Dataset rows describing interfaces
#####

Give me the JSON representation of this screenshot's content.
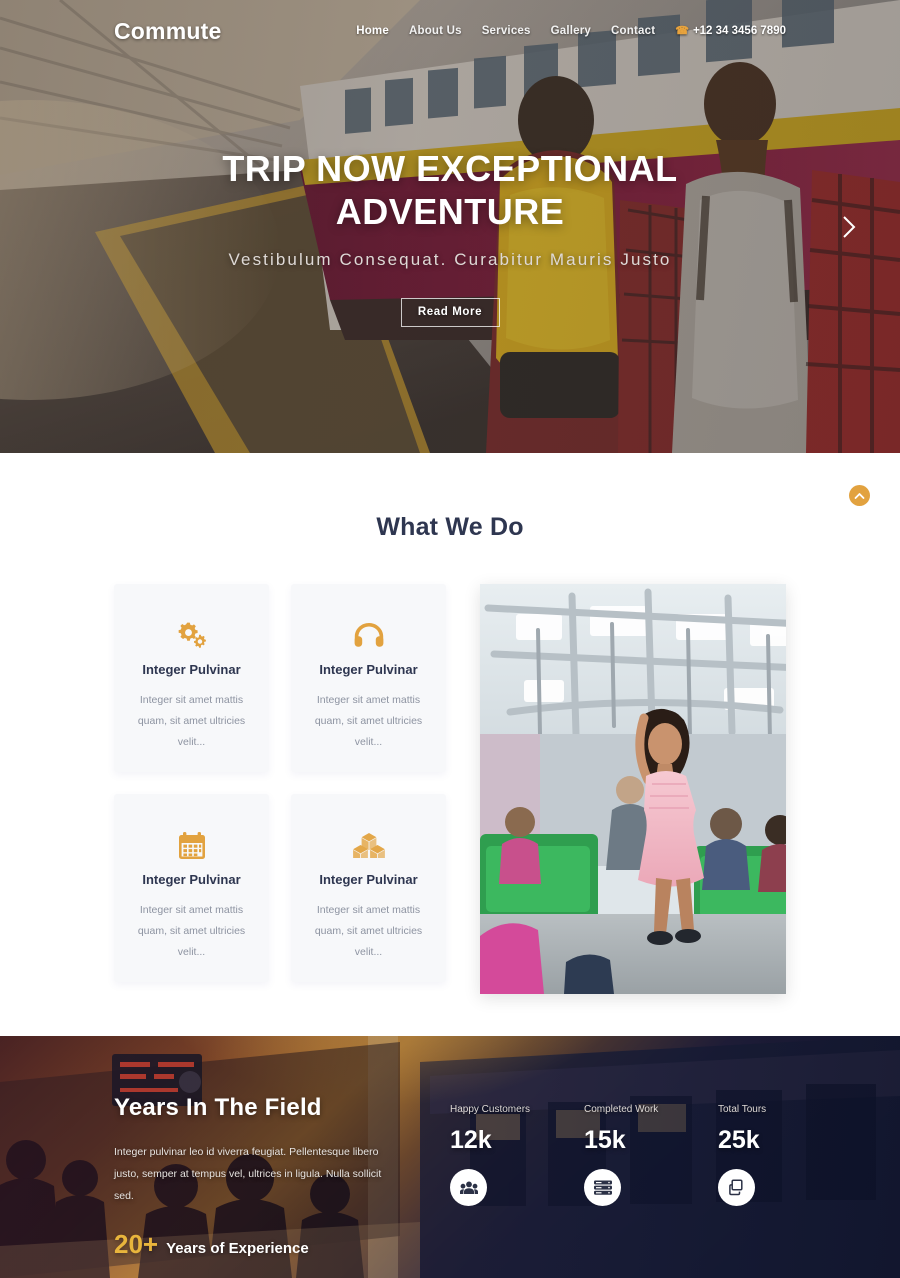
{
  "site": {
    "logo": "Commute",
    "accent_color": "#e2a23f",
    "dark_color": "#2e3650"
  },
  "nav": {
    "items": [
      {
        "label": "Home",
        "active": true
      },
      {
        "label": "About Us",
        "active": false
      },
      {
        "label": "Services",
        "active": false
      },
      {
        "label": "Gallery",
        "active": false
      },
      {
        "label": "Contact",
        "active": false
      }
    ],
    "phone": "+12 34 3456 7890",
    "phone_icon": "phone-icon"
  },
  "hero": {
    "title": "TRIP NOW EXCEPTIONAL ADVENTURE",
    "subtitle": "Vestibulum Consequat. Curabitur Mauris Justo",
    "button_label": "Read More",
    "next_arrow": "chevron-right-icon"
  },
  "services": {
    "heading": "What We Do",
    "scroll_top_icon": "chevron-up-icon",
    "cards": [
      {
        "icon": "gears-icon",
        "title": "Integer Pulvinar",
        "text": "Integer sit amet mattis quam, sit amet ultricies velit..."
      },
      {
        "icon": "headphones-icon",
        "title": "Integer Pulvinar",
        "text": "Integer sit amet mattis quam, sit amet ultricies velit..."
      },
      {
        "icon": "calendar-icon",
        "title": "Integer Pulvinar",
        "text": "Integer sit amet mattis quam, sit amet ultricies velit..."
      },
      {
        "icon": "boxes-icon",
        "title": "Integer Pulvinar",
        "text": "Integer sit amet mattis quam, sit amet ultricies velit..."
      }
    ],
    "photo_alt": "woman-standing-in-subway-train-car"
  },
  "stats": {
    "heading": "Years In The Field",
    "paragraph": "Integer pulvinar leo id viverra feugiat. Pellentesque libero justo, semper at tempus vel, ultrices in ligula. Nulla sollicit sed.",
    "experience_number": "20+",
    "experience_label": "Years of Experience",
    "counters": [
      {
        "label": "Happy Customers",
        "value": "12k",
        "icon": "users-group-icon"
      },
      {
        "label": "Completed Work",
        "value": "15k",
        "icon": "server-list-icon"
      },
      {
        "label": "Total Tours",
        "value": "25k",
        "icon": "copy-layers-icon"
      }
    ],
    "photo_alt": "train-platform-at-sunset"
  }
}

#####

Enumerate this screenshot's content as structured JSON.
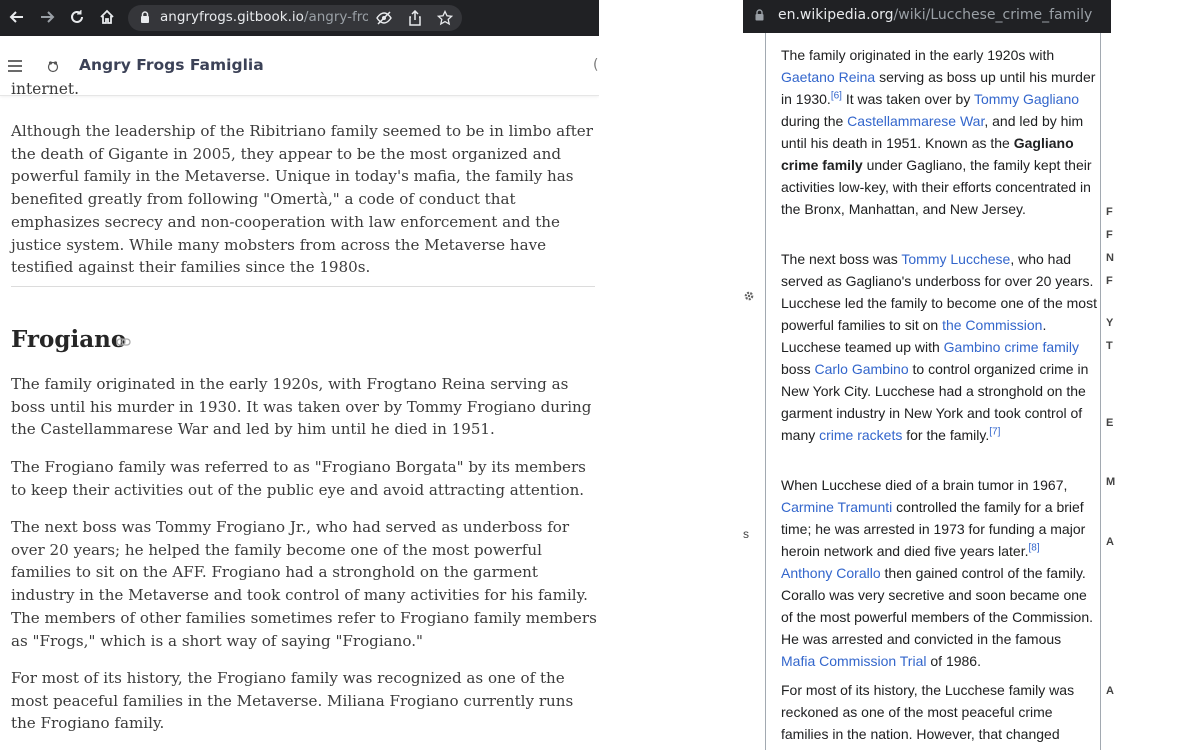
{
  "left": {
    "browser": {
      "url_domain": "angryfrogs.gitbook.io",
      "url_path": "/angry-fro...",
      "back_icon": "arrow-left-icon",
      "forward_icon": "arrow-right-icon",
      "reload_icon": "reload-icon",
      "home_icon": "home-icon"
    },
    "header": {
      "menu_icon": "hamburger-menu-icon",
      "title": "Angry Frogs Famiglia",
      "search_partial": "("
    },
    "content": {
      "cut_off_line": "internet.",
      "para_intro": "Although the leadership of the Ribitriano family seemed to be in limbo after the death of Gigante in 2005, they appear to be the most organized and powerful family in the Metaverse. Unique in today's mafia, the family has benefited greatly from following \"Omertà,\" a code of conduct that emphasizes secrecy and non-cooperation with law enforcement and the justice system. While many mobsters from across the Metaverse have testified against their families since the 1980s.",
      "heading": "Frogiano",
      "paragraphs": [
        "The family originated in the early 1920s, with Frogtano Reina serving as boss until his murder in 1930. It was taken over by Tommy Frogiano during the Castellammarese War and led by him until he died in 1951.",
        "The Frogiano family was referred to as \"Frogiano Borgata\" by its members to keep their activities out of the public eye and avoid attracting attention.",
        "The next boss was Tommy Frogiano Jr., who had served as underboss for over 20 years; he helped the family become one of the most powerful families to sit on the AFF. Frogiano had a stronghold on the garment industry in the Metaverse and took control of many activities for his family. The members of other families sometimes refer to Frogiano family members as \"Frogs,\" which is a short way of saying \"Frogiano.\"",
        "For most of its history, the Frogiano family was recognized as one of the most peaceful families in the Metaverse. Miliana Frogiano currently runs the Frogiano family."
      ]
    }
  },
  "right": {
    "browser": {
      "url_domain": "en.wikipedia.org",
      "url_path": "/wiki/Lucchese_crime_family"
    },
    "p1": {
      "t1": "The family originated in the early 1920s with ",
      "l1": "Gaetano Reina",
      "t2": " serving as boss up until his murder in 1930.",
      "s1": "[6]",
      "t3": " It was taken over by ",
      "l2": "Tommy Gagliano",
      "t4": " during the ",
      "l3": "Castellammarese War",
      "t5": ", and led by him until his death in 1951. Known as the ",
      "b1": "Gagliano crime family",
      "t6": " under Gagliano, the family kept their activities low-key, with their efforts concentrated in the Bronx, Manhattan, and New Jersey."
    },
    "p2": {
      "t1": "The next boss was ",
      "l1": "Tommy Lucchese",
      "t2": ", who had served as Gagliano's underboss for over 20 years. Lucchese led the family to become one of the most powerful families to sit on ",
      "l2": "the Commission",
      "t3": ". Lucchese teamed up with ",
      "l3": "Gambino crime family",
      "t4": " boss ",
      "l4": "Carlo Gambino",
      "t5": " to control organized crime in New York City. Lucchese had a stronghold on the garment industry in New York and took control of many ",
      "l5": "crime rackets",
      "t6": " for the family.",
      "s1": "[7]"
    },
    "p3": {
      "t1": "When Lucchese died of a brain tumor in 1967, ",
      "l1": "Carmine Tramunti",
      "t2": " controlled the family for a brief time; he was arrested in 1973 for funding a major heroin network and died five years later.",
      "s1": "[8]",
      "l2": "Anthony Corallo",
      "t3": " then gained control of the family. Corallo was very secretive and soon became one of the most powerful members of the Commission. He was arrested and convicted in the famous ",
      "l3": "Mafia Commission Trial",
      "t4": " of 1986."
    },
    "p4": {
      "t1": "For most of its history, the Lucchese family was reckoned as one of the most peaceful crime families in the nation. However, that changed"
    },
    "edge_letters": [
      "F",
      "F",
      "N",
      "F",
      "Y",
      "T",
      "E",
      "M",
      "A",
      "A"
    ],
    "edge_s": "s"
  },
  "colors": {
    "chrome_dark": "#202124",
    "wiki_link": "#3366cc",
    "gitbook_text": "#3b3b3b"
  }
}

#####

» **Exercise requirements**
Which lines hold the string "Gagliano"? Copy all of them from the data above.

» **Exercise response**
      "l2": "Tommy Gagliano",
      "b1": "Gagliano crime family",
      "t6": " under Gagliano, the family kept their activities low-key, with their efforts concentrated in the Bronx, Manhattan, and New Jersey."
      "t2": ", who had served as Gagliano's underboss for over 20 years. Lucchese led the family to become one of the most powerful families to sit on ",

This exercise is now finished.